Cagayan is one of the biggest producers of rice, corn, and tobacco. It is also a major producer of sugarcane. With its varied natural and man-made attractions, it is fast becoming a tourism hub in northern Luzon.
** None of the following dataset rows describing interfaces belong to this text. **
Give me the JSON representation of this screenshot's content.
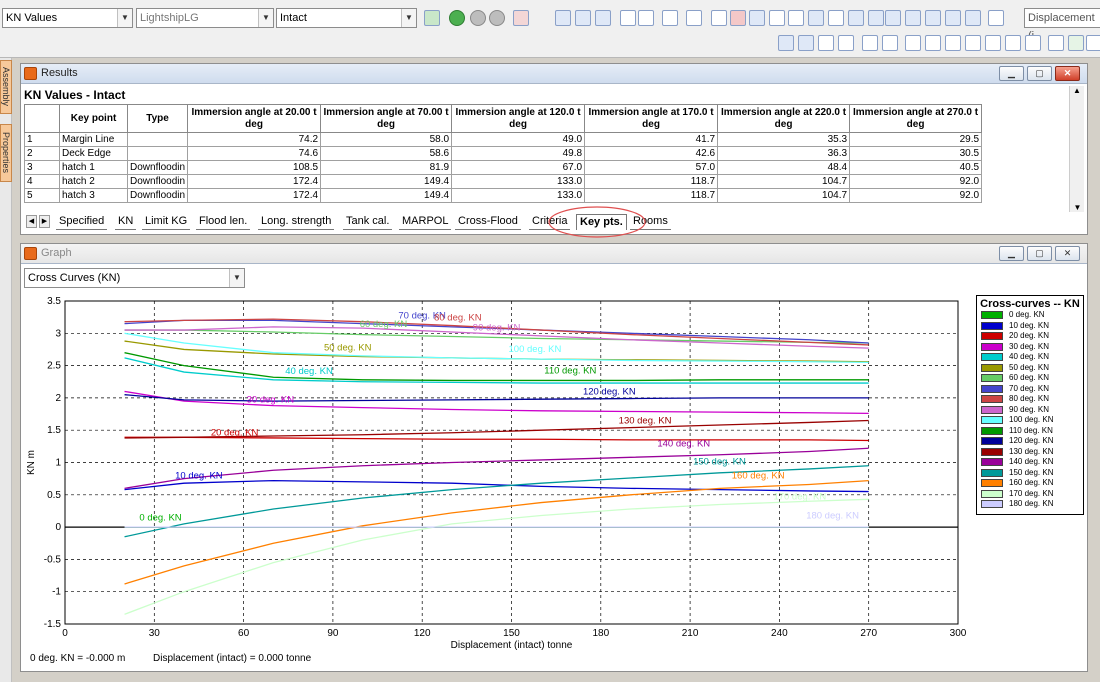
{
  "toolbar": {
    "kn_select": "KN Values",
    "vessel_select": "LightshipLG",
    "condition_select": "Intact",
    "displacement_field": "Displacement (i"
  },
  "sidetabs": [
    "Assembly",
    "Properties"
  ],
  "results": {
    "title": "Results",
    "heading": "KN Values - Intact",
    "columns": [
      "Key point",
      "Type",
      "Immersion angle at 20.00 t deg",
      "Immersion angle at 70.00 t deg",
      "Immersion angle at 120.0 t deg",
      "Immersion angle at 170.0 t deg",
      "Immersion angle at 220.0 t deg",
      "Immersion angle at 270.0 t deg"
    ],
    "rows": [
      {
        "n": "1",
        "key": "Margin Line",
        "type": "",
        "v": [
          "74.2",
          "58.0",
          "49.0",
          "41.7",
          "35.3",
          "29.5"
        ]
      },
      {
        "n": "2",
        "key": "Deck Edge",
        "type": "",
        "v": [
          "74.6",
          "58.6",
          "49.8",
          "42.6",
          "36.3",
          "30.5"
        ]
      },
      {
        "n": "3",
        "key": "hatch 1",
        "type": "Downfloodin",
        "v": [
          "108.5",
          "81.9",
          "67.0",
          "57.0",
          "48.4",
          "40.5"
        ]
      },
      {
        "n": "4",
        "key": "hatch 2",
        "type": "Downfloodin",
        "v": [
          "172.4",
          "149.4",
          "133.0",
          "118.7",
          "104.7",
          "92.0"
        ]
      },
      {
        "n": "5",
        "key": "hatch 3",
        "type": "Downfloodin",
        "v": [
          "172.4",
          "149.4",
          "133.0",
          "118.7",
          "104.7",
          "92.0"
        ]
      }
    ],
    "tabs": [
      "Specified",
      "KN",
      "Limit KG",
      "Flood len.",
      "Long. strength",
      "Tank cal.",
      "MARPOL",
      "Cross-Flood",
      "Criteria",
      "Key pts.",
      "Rooms"
    ],
    "active_tab": "Key pts."
  },
  "graph": {
    "title": "Graph",
    "select": "Cross Curves (KN)"
  },
  "chart_data": {
    "type": "line",
    "xlabel": "Displacement (intact)  tonne",
    "ylabel": "KN  m",
    "xlim": [
      0,
      300
    ],
    "ylim": [
      -1.5,
      3.5
    ],
    "xticks": [
      "0",
      "30",
      "60",
      "90",
      "120",
      "150",
      "180",
      "210",
      "240",
      "270",
      "300"
    ],
    "yticks": [
      "3.5",
      "3",
      "2.5",
      "2",
      "1.5",
      "1",
      "0.5",
      "0",
      "-0.5",
      "-1",
      "-1.5"
    ],
    "grid": true,
    "legend_title": "Cross-curves -- KN",
    "legend_position": "right",
    "x": [
      20,
      40,
      70,
      100,
      130,
      160,
      190,
      220,
      250,
      270
    ],
    "series": [
      {
        "name": "0 deg.  KN",
        "color": "#00b000",
        "values": [
          0,
          0,
          0,
          0,
          0,
          0,
          0,
          0,
          0,
          0
        ]
      },
      {
        "name": "10 deg.  KN",
        "color": "#0000cc",
        "values": [
          0.58,
          0.68,
          0.72,
          0.7,
          0.68,
          0.63,
          0.6,
          0.58,
          0.56,
          0.55
        ]
      },
      {
        "name": "20 deg.  KN",
        "color": "#cc0000",
        "values": [
          1.39,
          1.39,
          1.38,
          1.37,
          1.36,
          1.36,
          1.35,
          1.35,
          1.35,
          1.34
        ]
      },
      {
        "name": "30 deg.  KN",
        "color": "#cc00cc",
        "values": [
          2.1,
          1.95,
          1.88,
          1.85,
          1.82,
          1.8,
          1.79,
          1.78,
          1.77,
          1.76
        ]
      },
      {
        "name": "40 deg.  KN",
        "color": "#00cccc",
        "values": [
          2.62,
          2.4,
          2.28,
          2.25,
          2.24,
          2.23,
          2.23,
          2.23,
          2.23,
          2.23
        ]
      },
      {
        "name": "50 deg.  KN",
        "color": "#999900",
        "values": [
          2.88,
          2.75,
          2.68,
          2.64,
          2.62,
          2.6,
          2.59,
          2.58,
          2.57,
          2.56
        ]
      },
      {
        "name": "60 deg.  KN",
        "color": "#66cc66",
        "values": [
          3.05,
          3.05,
          3.02,
          2.98,
          2.95,
          2.92,
          2.9,
          2.88,
          2.86,
          2.85
        ]
      },
      {
        "name": "70 deg.  KN",
        "color": "#4444cc",
        "values": [
          3.15,
          3.2,
          3.2,
          3.15,
          3.1,
          3.05,
          3.0,
          2.95,
          2.9,
          2.85
        ]
      },
      {
        "name": "80 deg.  KN",
        "color": "#cc4444",
        "values": [
          3.18,
          3.2,
          3.22,
          3.18,
          3.12,
          3.05,
          2.98,
          2.92,
          2.86,
          2.82
        ]
      },
      {
        "name": "90 deg.  KN",
        "color": "#cc66cc",
        "values": [
          3.05,
          3.05,
          3.1,
          3.08,
          3.02,
          2.96,
          2.9,
          2.85,
          2.8,
          2.77
        ]
      },
      {
        "name": "100 deg.  KN",
        "color": "#66ffff",
        "values": [
          3.0,
          2.85,
          2.7,
          2.65,
          2.62,
          2.6,
          2.58,
          2.57,
          2.56,
          2.55
        ]
      },
      {
        "name": "110 deg.  KN",
        "color": "#009900",
        "values": [
          2.7,
          2.5,
          2.32,
          2.28,
          2.27,
          2.27,
          2.27,
          2.28,
          2.28,
          2.28
        ]
      },
      {
        "name": "120 deg.  KN",
        "color": "#000099",
        "values": [
          2.05,
          1.97,
          1.95,
          1.96,
          1.97,
          1.98,
          1.99,
          2.0,
          2.0,
          2.0
        ]
      },
      {
        "name": "130 deg.  KN",
        "color": "#990000",
        "values": [
          1.38,
          1.39,
          1.41,
          1.43,
          1.46,
          1.5,
          1.54,
          1.58,
          1.62,
          1.65
        ]
      },
      {
        "name": "140 deg.  KN",
        "color": "#990099",
        "values": [
          0.6,
          0.75,
          0.88,
          0.95,
          1.0,
          1.04,
          1.08,
          1.12,
          1.17,
          1.22
        ]
      },
      {
        "name": "150 deg.  KN",
        "color": "#009999",
        "values": [
          -0.15,
          0.05,
          0.28,
          0.45,
          0.58,
          0.68,
          0.76,
          0.84,
          0.9,
          0.95
        ]
      },
      {
        "name": "160 deg.  KN",
        "color": "#ff8000",
        "values": [
          -0.88,
          -0.6,
          -0.25,
          0.02,
          0.22,
          0.38,
          0.5,
          0.6,
          0.66,
          0.72
        ]
      },
      {
        "name": "170 deg.  KN",
        "color": "#ccffcc",
        "values": [
          -1.35,
          -1.0,
          -0.55,
          -0.2,
          0.05,
          0.18,
          0.28,
          0.35,
          0.4,
          0.43
        ]
      },
      {
        "name": "180 deg.  KN",
        "color": "#ccccff",
        "values": [
          0,
          0,
          0,
          0,
          0,
          0,
          0,
          0,
          0,
          0
        ]
      }
    ],
    "curve_labels": [
      {
        "text": "0 deg.  KN",
        "color": "#00b000",
        "x": 25,
        "y": 0.1
      },
      {
        "text": "10 deg.  KN",
        "color": "#0000cc",
        "x": 37,
        "y": 0.75
      },
      {
        "text": "20 deg.  KN",
        "color": "#cc0000",
        "x": 49,
        "y": 1.42
      },
      {
        "text": "30 deg.  KN",
        "color": "#cc00cc",
        "x": 61,
        "y": 1.93
      },
      {
        "text": "40 deg.  KN",
        "color": "#00cccc",
        "x": 74,
        "y": 2.37
      },
      {
        "text": "50 deg.  KN",
        "color": "#999900",
        "x": 87,
        "y": 2.73
      },
      {
        "text": "60 deg.  KN",
        "color": "#66cc66",
        "x": 99,
        "y": 3.1
      },
      {
        "text": "70 deg.  KN",
        "color": "#4444cc",
        "x": 112,
        "y": 3.23
      },
      {
        "text": "80 deg.  KN",
        "color": "#cc4444",
        "x": 124,
        "y": 3.2
      },
      {
        "text": "90 deg.  KN",
        "color": "#cc66cc",
        "x": 137,
        "y": 3.04
      },
      {
        "text": "100 deg.  KN",
        "color": "#66ffff",
        "x": 149,
        "y": 2.71
      },
      {
        "text": "110 deg.  KN",
        "color": "#009900",
        "x": 161,
        "y": 2.38
      },
      {
        "text": "120 deg.  KN",
        "color": "#000099",
        "x": 174,
        "y": 2.05
      },
      {
        "text": "130 deg.  KN",
        "color": "#990000",
        "x": 186,
        "y": 1.6
      },
      {
        "text": "140 deg.  KN",
        "color": "#990099",
        "x": 199,
        "y": 1.25
      },
      {
        "text": "150 deg.  KN",
        "color": "#009999",
        "x": 211,
        "y": 0.97
      },
      {
        "text": "160 deg.  KN",
        "color": "#ff8000",
        "x": 224,
        "y": 0.75
      },
      {
        "text": "170 deg.  KN",
        "color": "#ccffcc",
        "x": 238,
        "y": 0.43
      },
      {
        "text": "180 deg.  KN",
        "color": "#ccccff",
        "x": 249,
        "y": 0.13
      }
    ]
  },
  "status": {
    "readout": "0 deg.  KN = -0.000 m",
    "displacement": "Displacement (intact) =  0.000 tonne"
  }
}
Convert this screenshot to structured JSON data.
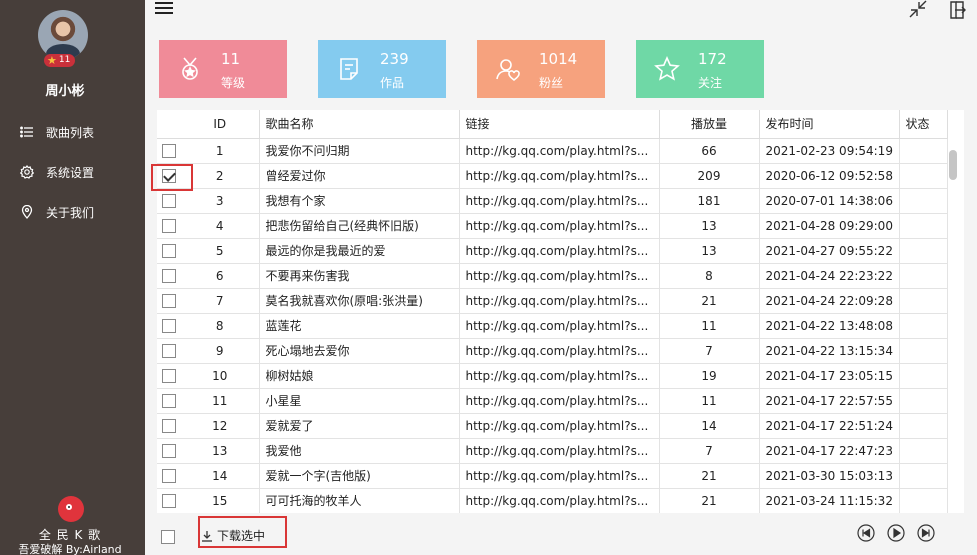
{
  "sidebar": {
    "level": "11",
    "username": "周小彬",
    "nav": [
      {
        "label": "歌曲列表",
        "icon": "list-icon"
      },
      {
        "label": "系统设置",
        "icon": "gear-icon"
      },
      {
        "label": "关于我们",
        "icon": "location-pin-icon"
      }
    ],
    "app_name": "全 民 K 歌",
    "credit": "吾爱破解 By:Airland"
  },
  "stats": [
    {
      "value": "11",
      "label": "等级",
      "color": "#f08b98",
      "icon": "medal-icon"
    },
    {
      "value": "239",
      "label": "作品",
      "color": "#84cbef",
      "icon": "document-icon"
    },
    {
      "value": "1014",
      "label": "粉丝",
      "color": "#f6a27e",
      "icon": "fan-icon"
    },
    {
      "value": "172",
      "label": "关注",
      "color": "#6fd8a6",
      "icon": "star-icon"
    }
  ],
  "table": {
    "headers": {
      "id": "ID",
      "name": "歌曲名称",
      "link": "链接",
      "plays": "播放量",
      "date": "发布时间",
      "status": "状态"
    },
    "rows": [
      {
        "id": "1",
        "name": "我爱你不问归期",
        "link": "http://kg.qq.com/play.html?s...",
        "plays": "66",
        "date": "2021-02-23 09:54:19",
        "checked": false
      },
      {
        "id": "2",
        "name": "曾经爱过你",
        "link": "http://kg.qq.com/play.html?s...",
        "plays": "209",
        "date": "2020-06-12 09:52:58",
        "checked": true
      },
      {
        "id": "3",
        "name": "我想有个家",
        "link": "http://kg.qq.com/play.html?s...",
        "plays": "181",
        "date": "2020-07-01 14:38:06",
        "checked": false
      },
      {
        "id": "4",
        "name": "把悲伤留给自己(经典怀旧版)",
        "link": "http://kg.qq.com/play.html?s...",
        "plays": "13",
        "date": "2021-04-28 09:29:00",
        "checked": false
      },
      {
        "id": "5",
        "name": "最远的你是我最近的爱",
        "link": "http://kg.qq.com/play.html?s...",
        "plays": "13",
        "date": "2021-04-27 09:55:22",
        "checked": false
      },
      {
        "id": "6",
        "name": "不要再来伤害我",
        "link": "http://kg.qq.com/play.html?s...",
        "plays": "8",
        "date": "2021-04-24 22:23:22",
        "checked": false
      },
      {
        "id": "7",
        "name": "莫名我就喜欢你(原唱:张洪量)",
        "link": "http://kg.qq.com/play.html?s...",
        "plays": "21",
        "date": "2021-04-24 22:09:28",
        "checked": false
      },
      {
        "id": "8",
        "name": "蓝莲花",
        "link": "http://kg.qq.com/play.html?s...",
        "plays": "11",
        "date": "2021-04-22 13:48:08",
        "checked": false
      },
      {
        "id": "9",
        "name": "死心塌地去爱你",
        "link": "http://kg.qq.com/play.html?s...",
        "plays": "7",
        "date": "2021-04-22 13:15:34",
        "checked": false
      },
      {
        "id": "10",
        "name": "柳树姑娘",
        "link": "http://kg.qq.com/play.html?s...",
        "plays": "19",
        "date": "2021-04-17 23:05:15",
        "checked": false
      },
      {
        "id": "11",
        "name": "小星星",
        "link": "http://kg.qq.com/play.html?s...",
        "plays": "11",
        "date": "2021-04-17 22:57:55",
        "checked": false
      },
      {
        "id": "12",
        "name": "爱就爱了",
        "link": "http://kg.qq.com/play.html?s...",
        "plays": "14",
        "date": "2021-04-17 22:51:24",
        "checked": false
      },
      {
        "id": "13",
        "name": "我爱他",
        "link": "http://kg.qq.com/play.html?s...",
        "plays": "7",
        "date": "2021-04-17 22:47:23",
        "checked": false
      },
      {
        "id": "14",
        "name": "爱就一个字(吉他版)",
        "link": "http://kg.qq.com/play.html?s...",
        "plays": "21",
        "date": "2021-03-30 15:03:13",
        "checked": false
      },
      {
        "id": "15",
        "name": "可可托海的牧羊人",
        "link": "http://kg.qq.com/play.html?s...",
        "plays": "21",
        "date": "2021-03-24 11:15:32",
        "checked": false
      }
    ]
  },
  "footer": {
    "download_label": "下载选中"
  }
}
Cagayan Province is home to the Cagayan Special Economic Zone with its anchor freeport being developed in the town of Sta. Ana. This economic zone is envisioned to attract investment and eventually provide job opportunities to the people of northern Luzon.